-- Material for this task follows --

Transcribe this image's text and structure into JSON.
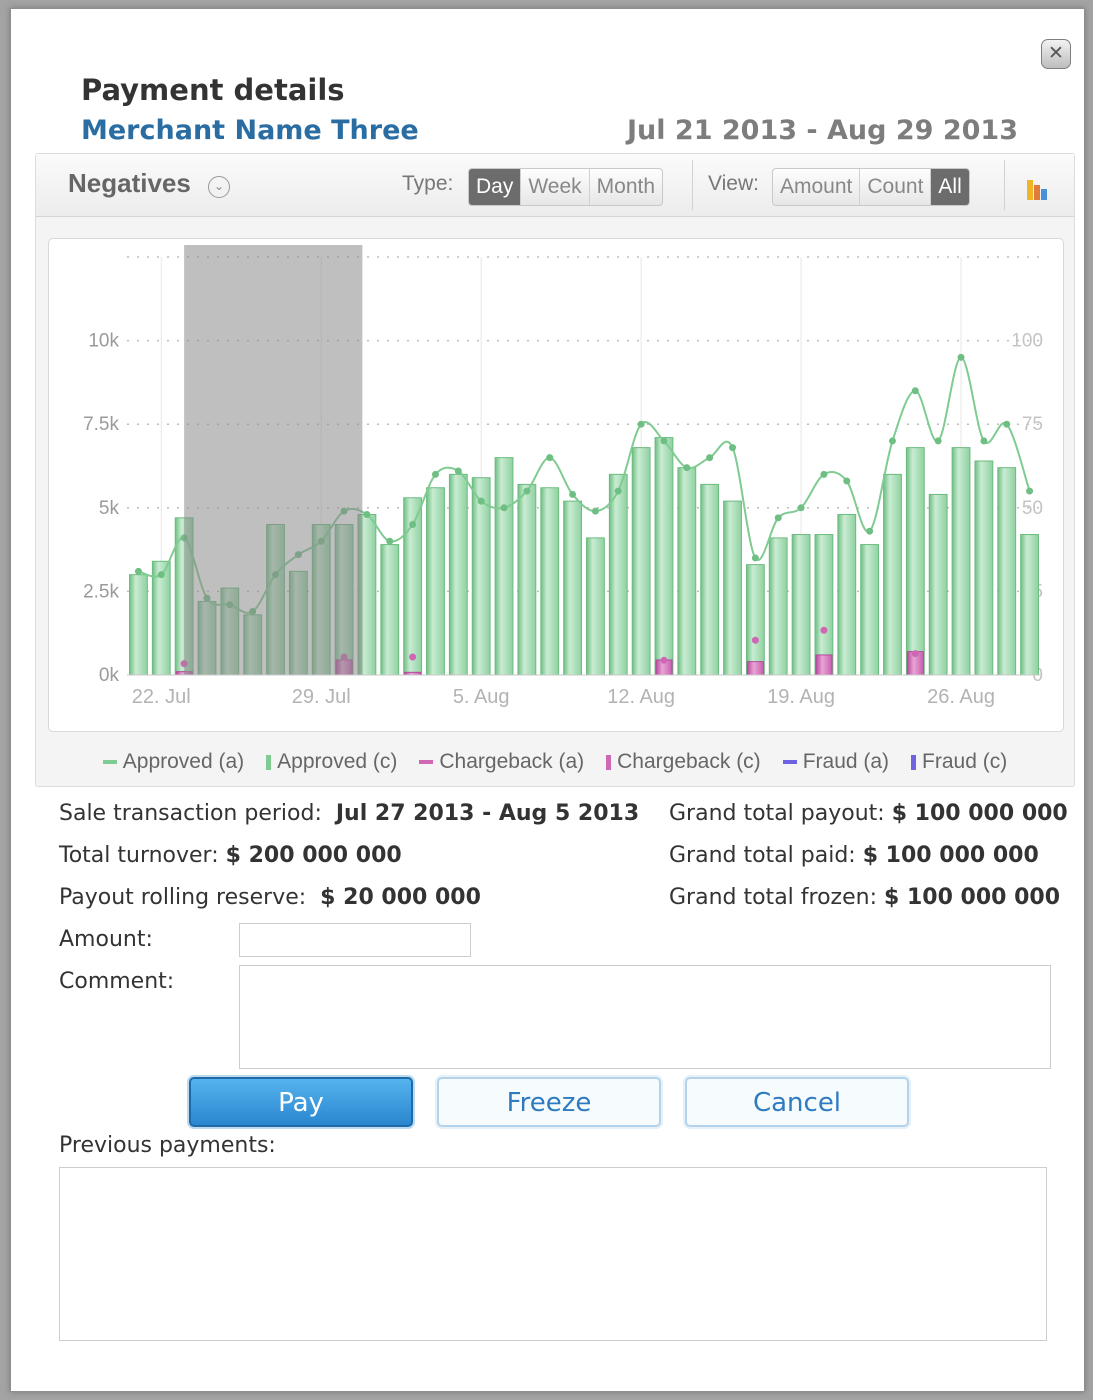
{
  "dialog": {
    "title": "Payment details",
    "merchant": "Merchant Name Three",
    "date_range": "Jul 21 2013 - Aug 29 2013",
    "close_glyph": "✕"
  },
  "toolbar": {
    "negatives_label": "Negatives",
    "dropdown_glyph": "⌄",
    "type_label": "Type:",
    "type_options": [
      "Day",
      "Week",
      "Month"
    ],
    "type_selected": "Day",
    "view_label": "View:",
    "view_options": [
      "Amount",
      "Count",
      "All"
    ],
    "view_selected": "All",
    "chart_type_icon": "bar-chart-icon"
  },
  "colors": {
    "approved": "#7fcb92",
    "chargeback": "#d067b4",
    "fraud": "#6d63e0",
    "selection": "#8a8a8a"
  },
  "chart_data": {
    "type": "bar",
    "y_left_ticks": [
      "0k",
      "2.5k",
      "5k",
      "7.5k",
      "10k"
    ],
    "y_left_range": [
      0,
      12500
    ],
    "y_right_ticks": [
      "0",
      "25",
      "50",
      "75",
      "100"
    ],
    "y_right_range": [
      0,
      125
    ],
    "x_ticks": [
      "22. Jul",
      "29. Jul",
      "5. Aug",
      "12. Aug",
      "19. Aug",
      "26. Aug"
    ],
    "x_tick_day_index": [
      1,
      8,
      15,
      22,
      29,
      36
    ],
    "days": 40,
    "selected_range": [
      2.5,
      10.3
    ],
    "series": [
      {
        "name": "Approved (c)",
        "kind": "bar",
        "values": [
          3000,
          3400,
          4700,
          2200,
          2600,
          1800,
          4500,
          3100,
          4500,
          4500,
          4800,
          3900,
          5300,
          5600,
          6000,
          5900,
          6500,
          5700,
          5600,
          5200,
          4100,
          6000,
          6800,
          7100,
          6200,
          5700,
          5200,
          3300,
          4100,
          4200,
          4200,
          4800,
          3900,
          6000,
          6800,
          5400,
          6800,
          6400,
          6200,
          4200
        ]
      },
      {
        "name": "Approved (a)",
        "kind": "line",
        "values": [
          31,
          30,
          41,
          23,
          21,
          19,
          30,
          36,
          40,
          49,
          48,
          40,
          45,
          60,
          61,
          52,
          50,
          55,
          65,
          54,
          49,
          55,
          75,
          70,
          62,
          65,
          68,
          35,
          47,
          50,
          60,
          58,
          43,
          70,
          85,
          70,
          95,
          70,
          75,
          55
        ]
      },
      {
        "name": "Chargeback (c)",
        "kind": "bar",
        "points": [
          [
            2,
            100
          ],
          [
            9,
            450
          ],
          [
            12,
            80
          ],
          [
            23,
            450
          ],
          [
            27,
            400
          ],
          [
            30,
            600
          ],
          [
            34,
            700
          ]
        ]
      },
      {
        "name": "Chargeback (a)",
        "kind": "dot",
        "points": [
          [
            2,
            1
          ],
          [
            9,
            3
          ],
          [
            12,
            3
          ],
          [
            23,
            2
          ],
          [
            27,
            8
          ],
          [
            30,
            11
          ],
          [
            34,
            4
          ]
        ]
      }
    ]
  },
  "legend": [
    {
      "label": "Approved (a)",
      "shape": "dash",
      "color": "#7fcb92"
    },
    {
      "label": "Approved (c)",
      "shape": "bar",
      "color": "#7fcb92"
    },
    {
      "label": "Chargeback (a)",
      "shape": "dash",
      "color": "#d067b4"
    },
    {
      "label": "Chargeback (c)",
      "shape": "bar",
      "color": "#d067b4"
    },
    {
      "label": "Fraud (a)",
      "shape": "dash",
      "color": "#6d63e0"
    },
    {
      "label": "Fraud (c)",
      "shape": "bar",
      "color": "#6d63e0"
    }
  ],
  "summary": {
    "sale_period_label": "Sale transaction period:",
    "sale_period_value": "Jul 27 2013 - Aug 5 2013",
    "turnover_label": "Total turnover:",
    "turnover_value": "$ 200 000 000",
    "reserve_label": "Payout rolling reserve:",
    "reserve_value": "$ 20 000 000",
    "payout_label": "Grand total payout:",
    "payout_value": "$ 100 000 000",
    "paid_label": "Grand total paid:",
    "paid_value": "$ 100 000 000",
    "frozen_label": "Grand total frozen:",
    "frozen_value": "$ 100 000 000"
  },
  "form": {
    "amount_label": "Amount:",
    "amount_value": "",
    "comment_label": "Comment:",
    "comment_value": "",
    "pay_label": "Pay",
    "freeze_label": "Freeze",
    "cancel_label": "Cancel",
    "previous_label": "Previous payments:"
  }
}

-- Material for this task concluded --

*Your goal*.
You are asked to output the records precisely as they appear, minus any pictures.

*Solved exercise*.
Transcribe this image's text and structure into JSON.
{
  "dialog": {
    "title": "Payment details",
    "merchant": "Merchant Name Three",
    "date_range": "Jul 21 2013 - Aug 29 2013",
    "close_glyph": "✕"
  },
  "toolbar": {
    "negatives_label": "Negatives",
    "dropdown_glyph": "⌄",
    "type_label": "Type:",
    "type_options": [
      "Day",
      "Week",
      "Month"
    ],
    "type_selected": "Day",
    "view_label": "View:",
    "view_options": [
      "Amount",
      "Count",
      "All"
    ],
    "view_selected": "All",
    "chart_type_icon": "bar-chart-icon"
  },
  "colors": {
    "approved": "#7fcb92",
    "chargeback": "#d067b4",
    "fraud": "#6d63e0",
    "selection": "#8a8a8a"
  },
  "chart_data": {
    "type": "bar",
    "y_left_ticks": [
      "0k",
      "2.5k",
      "5k",
      "7.5k",
      "10k"
    ],
    "y_left_range": [
      0,
      12500
    ],
    "y_right_ticks": [
      "0",
      "25",
      "50",
      "75",
      "100"
    ],
    "y_right_range": [
      0,
      125
    ],
    "x_ticks": [
      "22. Jul",
      "29. Jul",
      "5. Aug",
      "12. Aug",
      "19. Aug",
      "26. Aug"
    ],
    "x_tick_day_index": [
      1,
      8,
      15,
      22,
      29,
      36
    ],
    "days": 40,
    "selected_range": [
      2.5,
      10.3
    ],
    "series": [
      {
        "name": "Approved (c)",
        "kind": "bar",
        "values": [
          3000,
          3400,
          4700,
          2200,
          2600,
          1800,
          4500,
          3100,
          4500,
          4500,
          4800,
          3900,
          5300,
          5600,
          6000,
          5900,
          6500,
          5700,
          5600,
          5200,
          4100,
          6000,
          6800,
          7100,
          6200,
          5700,
          5200,
          3300,
          4100,
          4200,
          4200,
          4800,
          3900,
          6000,
          6800,
          5400,
          6800,
          6400,
          6200,
          4200
        ]
      },
      {
        "name": "Approved (a)",
        "kind": "line",
        "values": [
          31,
          30,
          41,
          23,
          21,
          19,
          30,
          36,
          40,
          49,
          48,
          40,
          45,
          60,
          61,
          52,
          50,
          55,
          65,
          54,
          49,
          55,
          75,
          70,
          62,
          65,
          68,
          35,
          47,
          50,
          60,
          58,
          43,
          70,
          85,
          70,
          95,
          70,
          75,
          55
        ]
      },
      {
        "name": "Chargeback (c)",
        "kind": "bar",
        "points": [
          [
            2,
            100
          ],
          [
            9,
            450
          ],
          [
            12,
            80
          ],
          [
            23,
            450
          ],
          [
            27,
            400
          ],
          [
            30,
            600
          ],
          [
            34,
            700
          ]
        ]
      },
      {
        "name": "Chargeback (a)",
        "kind": "dot",
        "points": [
          [
            2,
            1
          ],
          [
            9,
            3
          ],
          [
            12,
            3
          ],
          [
            23,
            2
          ],
          [
            27,
            8
          ],
          [
            30,
            11
          ],
          [
            34,
            4
          ]
        ]
      }
    ]
  },
  "legend": [
    {
      "label": "Approved (a)",
      "shape": "dash",
      "color": "#7fcb92"
    },
    {
      "label": "Approved (c)",
      "shape": "bar",
      "color": "#7fcb92"
    },
    {
      "label": "Chargeback (a)",
      "shape": "dash",
      "color": "#d067b4"
    },
    {
      "label": "Chargeback (c)",
      "shape": "bar",
      "color": "#d067b4"
    },
    {
      "label": "Fraud (a)",
      "shape": "dash",
      "color": "#6d63e0"
    },
    {
      "label": "Fraud (c)",
      "shape": "bar",
      "color": "#6d63e0"
    }
  ],
  "summary": {
    "sale_period_label": "Sale transaction period:",
    "sale_period_value": "Jul 27 2013 - Aug 5 2013",
    "turnover_label": "Total turnover:",
    "turnover_value": "$ 200 000 000",
    "reserve_label": "Payout rolling reserve:",
    "reserve_value": "$ 20 000 000",
    "payout_label": "Grand total payout:",
    "payout_value": "$ 100 000 000",
    "paid_label": "Grand total paid:",
    "paid_value": "$ 100 000 000",
    "frozen_label": "Grand total frozen:",
    "frozen_value": "$ 100 000 000"
  },
  "form": {
    "amount_label": "Amount:",
    "amount_value": "",
    "comment_label": "Comment:",
    "comment_value": "",
    "pay_label": "Pay",
    "freeze_label": "Freeze",
    "cancel_label": "Cancel",
    "previous_label": "Previous payments:"
  }
}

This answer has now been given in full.